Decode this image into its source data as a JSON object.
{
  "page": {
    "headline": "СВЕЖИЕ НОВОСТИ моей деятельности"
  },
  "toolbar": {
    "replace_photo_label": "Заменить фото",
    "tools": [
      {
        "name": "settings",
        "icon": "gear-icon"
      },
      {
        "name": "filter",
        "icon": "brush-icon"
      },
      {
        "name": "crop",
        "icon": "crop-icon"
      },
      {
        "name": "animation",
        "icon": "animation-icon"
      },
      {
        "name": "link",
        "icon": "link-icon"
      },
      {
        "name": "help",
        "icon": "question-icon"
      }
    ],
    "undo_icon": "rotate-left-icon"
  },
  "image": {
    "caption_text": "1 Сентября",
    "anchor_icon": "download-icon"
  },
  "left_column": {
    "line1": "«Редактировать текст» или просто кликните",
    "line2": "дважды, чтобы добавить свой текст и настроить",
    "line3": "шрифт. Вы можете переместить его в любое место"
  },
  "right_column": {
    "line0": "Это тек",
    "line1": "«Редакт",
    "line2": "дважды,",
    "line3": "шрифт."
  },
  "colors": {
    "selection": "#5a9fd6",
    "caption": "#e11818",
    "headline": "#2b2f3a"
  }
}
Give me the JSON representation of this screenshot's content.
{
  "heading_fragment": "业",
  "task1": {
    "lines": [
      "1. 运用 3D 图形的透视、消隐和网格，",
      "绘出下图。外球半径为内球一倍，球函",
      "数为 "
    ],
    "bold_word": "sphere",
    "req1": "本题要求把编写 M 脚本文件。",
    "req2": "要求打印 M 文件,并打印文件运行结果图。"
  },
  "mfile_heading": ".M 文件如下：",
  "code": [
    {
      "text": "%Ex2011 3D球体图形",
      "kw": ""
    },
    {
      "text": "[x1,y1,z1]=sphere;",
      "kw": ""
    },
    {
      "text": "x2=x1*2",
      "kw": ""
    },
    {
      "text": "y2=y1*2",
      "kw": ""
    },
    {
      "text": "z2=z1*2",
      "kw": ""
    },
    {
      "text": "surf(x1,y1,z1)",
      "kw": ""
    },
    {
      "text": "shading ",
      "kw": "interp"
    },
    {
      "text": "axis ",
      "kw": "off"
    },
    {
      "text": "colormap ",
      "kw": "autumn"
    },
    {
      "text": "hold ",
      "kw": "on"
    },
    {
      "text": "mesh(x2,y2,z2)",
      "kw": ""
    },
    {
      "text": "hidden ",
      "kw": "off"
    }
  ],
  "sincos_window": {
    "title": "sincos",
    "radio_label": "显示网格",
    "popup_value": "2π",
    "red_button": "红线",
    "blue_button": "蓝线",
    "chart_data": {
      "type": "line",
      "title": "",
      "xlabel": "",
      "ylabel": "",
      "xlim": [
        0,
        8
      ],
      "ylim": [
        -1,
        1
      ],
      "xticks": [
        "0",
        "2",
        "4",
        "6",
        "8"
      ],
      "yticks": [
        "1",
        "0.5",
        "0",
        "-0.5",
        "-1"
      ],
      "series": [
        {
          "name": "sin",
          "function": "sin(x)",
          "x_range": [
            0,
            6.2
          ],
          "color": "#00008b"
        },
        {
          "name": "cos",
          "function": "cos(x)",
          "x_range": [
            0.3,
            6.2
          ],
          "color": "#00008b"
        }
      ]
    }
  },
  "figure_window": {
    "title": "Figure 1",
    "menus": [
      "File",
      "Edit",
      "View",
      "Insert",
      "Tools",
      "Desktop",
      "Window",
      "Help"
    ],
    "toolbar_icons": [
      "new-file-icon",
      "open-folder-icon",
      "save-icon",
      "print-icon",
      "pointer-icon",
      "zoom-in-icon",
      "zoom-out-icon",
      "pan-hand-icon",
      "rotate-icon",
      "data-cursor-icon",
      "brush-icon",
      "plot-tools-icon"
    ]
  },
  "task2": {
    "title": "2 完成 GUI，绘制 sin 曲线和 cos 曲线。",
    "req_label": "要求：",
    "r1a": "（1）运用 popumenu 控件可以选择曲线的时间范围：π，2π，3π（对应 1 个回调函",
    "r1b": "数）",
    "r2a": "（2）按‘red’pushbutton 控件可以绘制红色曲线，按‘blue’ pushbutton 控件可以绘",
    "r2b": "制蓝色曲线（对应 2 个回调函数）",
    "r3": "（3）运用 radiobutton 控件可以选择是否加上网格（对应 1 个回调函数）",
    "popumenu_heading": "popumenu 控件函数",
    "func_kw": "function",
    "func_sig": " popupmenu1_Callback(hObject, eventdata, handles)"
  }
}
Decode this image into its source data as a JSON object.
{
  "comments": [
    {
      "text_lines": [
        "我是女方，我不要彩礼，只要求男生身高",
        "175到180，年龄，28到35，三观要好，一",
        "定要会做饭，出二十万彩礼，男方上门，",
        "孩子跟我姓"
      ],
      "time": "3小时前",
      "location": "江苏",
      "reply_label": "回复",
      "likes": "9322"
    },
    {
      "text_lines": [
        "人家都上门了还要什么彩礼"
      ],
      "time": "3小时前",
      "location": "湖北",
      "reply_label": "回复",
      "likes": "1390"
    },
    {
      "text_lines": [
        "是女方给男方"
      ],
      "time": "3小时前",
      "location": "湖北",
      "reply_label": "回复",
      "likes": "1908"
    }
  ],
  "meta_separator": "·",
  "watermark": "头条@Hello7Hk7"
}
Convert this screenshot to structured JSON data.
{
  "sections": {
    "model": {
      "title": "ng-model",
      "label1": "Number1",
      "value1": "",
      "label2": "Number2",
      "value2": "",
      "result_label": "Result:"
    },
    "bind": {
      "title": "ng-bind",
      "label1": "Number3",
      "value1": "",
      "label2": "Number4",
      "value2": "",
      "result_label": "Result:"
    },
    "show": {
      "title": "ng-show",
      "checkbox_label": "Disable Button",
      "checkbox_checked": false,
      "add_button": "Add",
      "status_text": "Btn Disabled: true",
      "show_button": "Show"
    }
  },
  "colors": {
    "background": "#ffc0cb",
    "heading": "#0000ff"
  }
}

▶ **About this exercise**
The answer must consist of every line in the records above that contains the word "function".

▶ **Reply to the exercise**
          "function": "sin(x)",
          "function": "cos(x)",
    "func_kw": "function",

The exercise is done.